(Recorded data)
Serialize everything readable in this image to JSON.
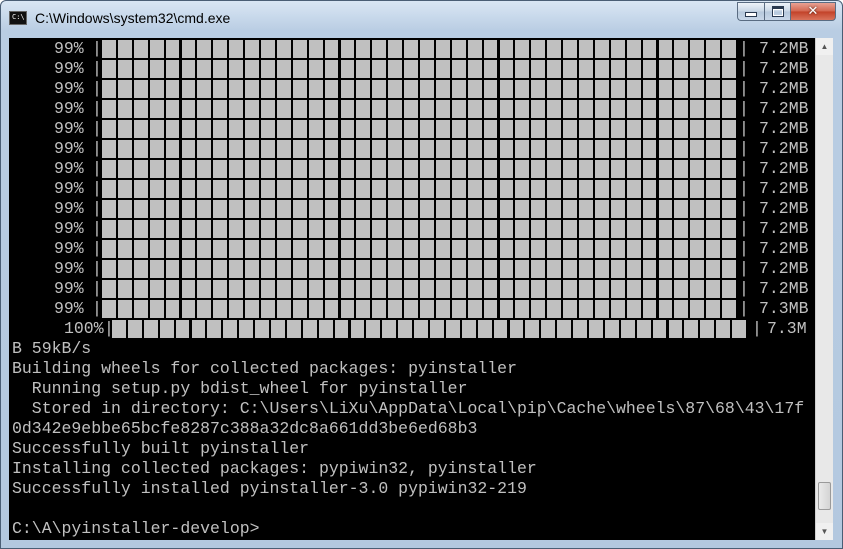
{
  "window": {
    "title": "C:\\Windows\\system32\\cmd.exe"
  },
  "progress_rows": [
    {
      "percent": "99%",
      "filled": 0.99,
      "size": "7.2MB"
    },
    {
      "percent": "99%",
      "filled": 0.99,
      "size": "7.2MB"
    },
    {
      "percent": "99%",
      "filled": 0.99,
      "size": "7.2MB"
    },
    {
      "percent": "99%",
      "filled": 0.99,
      "size": "7.2MB"
    },
    {
      "percent": "99%",
      "filled": 0.99,
      "size": "7.2MB"
    },
    {
      "percent": "99%",
      "filled": 0.99,
      "size": "7.2MB"
    },
    {
      "percent": "99%",
      "filled": 0.99,
      "size": "7.2MB"
    },
    {
      "percent": "99%",
      "filled": 0.99,
      "size": "7.2MB"
    },
    {
      "percent": "99%",
      "filled": 0.99,
      "size": "7.2MB"
    },
    {
      "percent": "99%",
      "filled": 0.99,
      "size": "7.2MB"
    },
    {
      "percent": "99%",
      "filled": 0.99,
      "size": "7.2MB"
    },
    {
      "percent": "99%",
      "filled": 0.99,
      "size": "7.2MB"
    },
    {
      "percent": "99%",
      "filled": 0.99,
      "size": "7.2MB"
    },
    {
      "percent": "99%",
      "filled": 0.99,
      "size": "7.3MB"
    }
  ],
  "final_row": {
    "percent": "100%",
    "filled": 1.0,
    "size": "7.3M"
  },
  "output_lines": [
    "B 59kB/s",
    "Building wheels for collected packages: pyinstaller",
    "  Running setup.py bdist_wheel for pyinstaller",
    "  Stored in directory: C:\\Users\\LiXu\\AppData\\Local\\pip\\Cache\\wheels\\87\\68\\43\\17f",
    "0d342e9ebbe65bcfe8287c388a32dc8a661dd3be6ed68b3",
    "Successfully built pyinstaller",
    "Installing collected packages: pypiwin32, pyinstaller",
    "Successfully installed pyinstaller-3.0 pypiwin32-219",
    ""
  ],
  "prompt": "C:\\A\\pyinstaller-develop>",
  "icons": {
    "app": "cmd-icon",
    "minimize": "minimize-icon",
    "maximize": "maximize-icon",
    "close": "close-icon"
  }
}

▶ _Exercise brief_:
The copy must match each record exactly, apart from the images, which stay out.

▶ _Output below_:
Serialize everything readable in this image to JSON.
{
  "window": {
    "title": "C:\\Windows\\system32\\cmd.exe"
  },
  "progress_rows": [
    {
      "percent": "99%",
      "filled": 0.99,
      "size": "7.2MB"
    },
    {
      "percent": "99%",
      "filled": 0.99,
      "size": "7.2MB"
    },
    {
      "percent": "99%",
      "filled": 0.99,
      "size": "7.2MB"
    },
    {
      "percent": "99%",
      "filled": 0.99,
      "size": "7.2MB"
    },
    {
      "percent": "99%",
      "filled": 0.99,
      "size": "7.2MB"
    },
    {
      "percent": "99%",
      "filled": 0.99,
      "size": "7.2MB"
    },
    {
      "percent": "99%",
      "filled": 0.99,
      "size": "7.2MB"
    },
    {
      "percent": "99%",
      "filled": 0.99,
      "size": "7.2MB"
    },
    {
      "percent": "99%",
      "filled": 0.99,
      "size": "7.2MB"
    },
    {
      "percent": "99%",
      "filled": 0.99,
      "size": "7.2MB"
    },
    {
      "percent": "99%",
      "filled": 0.99,
      "size": "7.2MB"
    },
    {
      "percent": "99%",
      "filled": 0.99,
      "size": "7.2MB"
    },
    {
      "percent": "99%",
      "filled": 0.99,
      "size": "7.2MB"
    },
    {
      "percent": "99%",
      "filled": 0.99,
      "size": "7.3MB"
    }
  ],
  "final_row": {
    "percent": "100%",
    "filled": 1.0,
    "size": "7.3M"
  },
  "output_lines": [
    "B 59kB/s",
    "Building wheels for collected packages: pyinstaller",
    "  Running setup.py bdist_wheel for pyinstaller",
    "  Stored in directory: C:\\Users\\LiXu\\AppData\\Local\\pip\\Cache\\wheels\\87\\68\\43\\17f",
    "0d342e9ebbe65bcfe8287c388a32dc8a661dd3be6ed68b3",
    "Successfully built pyinstaller",
    "Installing collected packages: pypiwin32, pyinstaller",
    "Successfully installed pyinstaller-3.0 pypiwin32-219",
    ""
  ],
  "prompt": "C:\\A\\pyinstaller-develop>",
  "icons": {
    "app": "cmd-icon",
    "minimize": "minimize-icon",
    "maximize": "maximize-icon",
    "close": "close-icon"
  }
}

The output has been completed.